Public parks may be a good option for those who want to hold their ceremony outdoors but want to remain close to the city, especially if the reception venue is located nearby (after all, most privately owned nature spots are generally located outside the city limits and would add to travel time on your wedding day).
Also, if you are not comfortable with the entire negotiation process, this is a good option as the fees are non-negotiable. Most other pros and cons listed under the previous point apply here as well. Few things to note, however:
- Public parks generally have more stringent rules and policies than private properties. For instance, alcohol use on-premises is prohibited, public attendant during the ceremony is required (you would be required to pay an additional fee to this person), amplified sound may not be allowed, etc.
- Public park use fees are generally higher than those negotiated (starting at $100 per hour with a 2 or 3 hour required minimum).
- Parks remain open to the general public at all times, so you may end up with unwanted audience looking in on your ceremony from the sidelines.
Summary: outdoor weddings in a park
Pros: romantic and creative ceremony (some restrictions apply :) ), beautiful surroundings, large audience capacities (depending on the park)
Cons: religious ceremony may not be possible, park remains open to public, alcohol use prohibited, may be expensive

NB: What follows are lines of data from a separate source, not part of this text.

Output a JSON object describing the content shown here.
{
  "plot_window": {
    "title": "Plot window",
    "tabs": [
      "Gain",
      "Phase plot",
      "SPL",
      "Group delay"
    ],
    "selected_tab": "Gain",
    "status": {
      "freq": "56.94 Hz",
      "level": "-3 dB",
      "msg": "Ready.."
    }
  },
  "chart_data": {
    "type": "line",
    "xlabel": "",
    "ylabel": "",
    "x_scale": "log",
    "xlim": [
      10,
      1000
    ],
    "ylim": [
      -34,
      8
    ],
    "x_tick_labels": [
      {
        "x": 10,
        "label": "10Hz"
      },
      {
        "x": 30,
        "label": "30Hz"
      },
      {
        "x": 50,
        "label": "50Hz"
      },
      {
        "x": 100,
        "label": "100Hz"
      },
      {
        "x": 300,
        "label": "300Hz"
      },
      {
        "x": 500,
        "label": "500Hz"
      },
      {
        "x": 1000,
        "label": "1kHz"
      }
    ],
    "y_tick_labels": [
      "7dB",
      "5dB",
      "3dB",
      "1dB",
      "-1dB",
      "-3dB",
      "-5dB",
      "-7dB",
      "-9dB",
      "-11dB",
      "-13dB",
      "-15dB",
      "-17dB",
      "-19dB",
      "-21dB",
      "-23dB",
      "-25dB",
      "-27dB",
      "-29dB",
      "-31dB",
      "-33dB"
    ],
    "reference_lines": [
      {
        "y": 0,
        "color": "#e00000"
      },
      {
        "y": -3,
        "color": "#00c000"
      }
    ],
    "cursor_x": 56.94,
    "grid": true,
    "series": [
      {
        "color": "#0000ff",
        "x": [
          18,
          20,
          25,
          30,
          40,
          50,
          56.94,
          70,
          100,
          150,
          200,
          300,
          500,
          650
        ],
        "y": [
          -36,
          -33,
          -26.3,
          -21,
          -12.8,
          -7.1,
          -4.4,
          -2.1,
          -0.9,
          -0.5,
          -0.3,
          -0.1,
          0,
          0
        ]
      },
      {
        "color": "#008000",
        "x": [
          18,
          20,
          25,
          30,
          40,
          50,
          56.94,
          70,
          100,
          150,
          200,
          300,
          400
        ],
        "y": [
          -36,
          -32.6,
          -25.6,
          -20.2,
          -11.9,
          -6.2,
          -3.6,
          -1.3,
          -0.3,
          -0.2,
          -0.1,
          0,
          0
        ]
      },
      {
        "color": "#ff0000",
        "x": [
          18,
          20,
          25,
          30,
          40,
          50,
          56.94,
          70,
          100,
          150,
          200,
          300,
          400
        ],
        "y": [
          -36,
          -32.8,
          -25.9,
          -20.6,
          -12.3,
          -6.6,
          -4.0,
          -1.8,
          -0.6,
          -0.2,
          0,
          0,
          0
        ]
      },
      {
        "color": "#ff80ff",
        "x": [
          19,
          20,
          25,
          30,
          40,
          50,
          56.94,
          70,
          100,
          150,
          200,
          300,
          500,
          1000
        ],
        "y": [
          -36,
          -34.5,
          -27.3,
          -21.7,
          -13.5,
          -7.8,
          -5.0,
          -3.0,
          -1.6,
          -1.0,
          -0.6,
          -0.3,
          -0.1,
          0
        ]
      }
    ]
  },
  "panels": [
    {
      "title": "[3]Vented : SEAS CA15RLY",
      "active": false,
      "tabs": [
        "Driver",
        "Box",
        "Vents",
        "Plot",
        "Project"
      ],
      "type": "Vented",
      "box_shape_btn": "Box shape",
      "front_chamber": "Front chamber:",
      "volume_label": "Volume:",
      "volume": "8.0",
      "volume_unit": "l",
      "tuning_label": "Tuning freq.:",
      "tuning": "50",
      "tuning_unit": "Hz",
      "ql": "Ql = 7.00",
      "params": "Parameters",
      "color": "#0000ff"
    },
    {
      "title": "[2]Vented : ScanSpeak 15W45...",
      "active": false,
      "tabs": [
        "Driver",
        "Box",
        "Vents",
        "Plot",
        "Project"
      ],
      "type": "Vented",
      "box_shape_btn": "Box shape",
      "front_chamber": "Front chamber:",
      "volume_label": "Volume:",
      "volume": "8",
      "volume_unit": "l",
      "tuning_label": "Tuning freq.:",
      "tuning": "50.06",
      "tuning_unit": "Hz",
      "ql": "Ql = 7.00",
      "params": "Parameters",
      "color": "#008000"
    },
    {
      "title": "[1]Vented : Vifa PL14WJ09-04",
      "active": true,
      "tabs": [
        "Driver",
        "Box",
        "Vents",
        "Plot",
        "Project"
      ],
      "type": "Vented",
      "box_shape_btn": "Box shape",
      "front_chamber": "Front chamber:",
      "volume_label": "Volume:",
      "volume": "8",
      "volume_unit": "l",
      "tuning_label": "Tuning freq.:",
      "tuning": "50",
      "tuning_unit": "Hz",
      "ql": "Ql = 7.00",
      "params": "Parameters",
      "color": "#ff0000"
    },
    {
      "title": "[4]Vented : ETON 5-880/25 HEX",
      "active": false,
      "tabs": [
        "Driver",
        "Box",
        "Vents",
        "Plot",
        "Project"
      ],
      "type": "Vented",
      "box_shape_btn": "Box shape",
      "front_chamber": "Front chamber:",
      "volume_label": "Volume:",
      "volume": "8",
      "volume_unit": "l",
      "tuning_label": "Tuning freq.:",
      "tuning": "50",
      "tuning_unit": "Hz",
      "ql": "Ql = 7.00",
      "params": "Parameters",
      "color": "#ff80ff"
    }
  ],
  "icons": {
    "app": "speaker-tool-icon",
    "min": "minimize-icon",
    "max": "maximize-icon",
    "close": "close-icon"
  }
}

Indoor weddings: museums, mansions, castles, country clubs, hotels, reception halls, restaurants, wineries
Generally, this is a good option for couples that have already decided to hold the reception at the above-mentioned museum, hotel, winery, etc. and either do not want to deal with the logistics involved in moving between a different ceremony site and the reception venue or want to take advantage of one of the packages provided by the reception venue (for example, some reception venues may waive any associated ceremony fees if the couple chose to have the reception at the same place).
Most of the above venues would have an on-site wedding coordinator that will make the entire planning process easier too. On the other hand, because the wedding coordinator will follow the same predetermined script for the ceremony, there will be few options (decorations, food choices, drinks, colors) to choose from to make the ceremony stand out against similar ceremonies held here in the past or in the future - including those held by your friends.
Summary: indoor weddings
Pros: easy planning (on-site wedding coordinator), most services/options included
Cons: not much room for creativity, may be expensive, little choice provided
This option is great for a couple that is looking for an all-inclusive yet affordable option and does not want to do a lot (or any!) planning. Wedding cruises are a "one stop shop" (packages include the ceremony, the food, the flowers, drinks, music, etc.).
Depending on the package you choose (generally there are 2-3 standard packages provided), your entire wedding cost could be easily under $10,000. Of course, no planning also means that your entire wedding day program is not customizable: there is usually only one menu to select from; one set of silverware, dinnerware, glassware; and one standard ceremony for every single wedding that takes place on the boat.
Summary: weddings on a ship
Pros: easy planning, "one-stop shop" (all-inclusive package), often cheap
Cons: little choice provided, no customization of the "day program"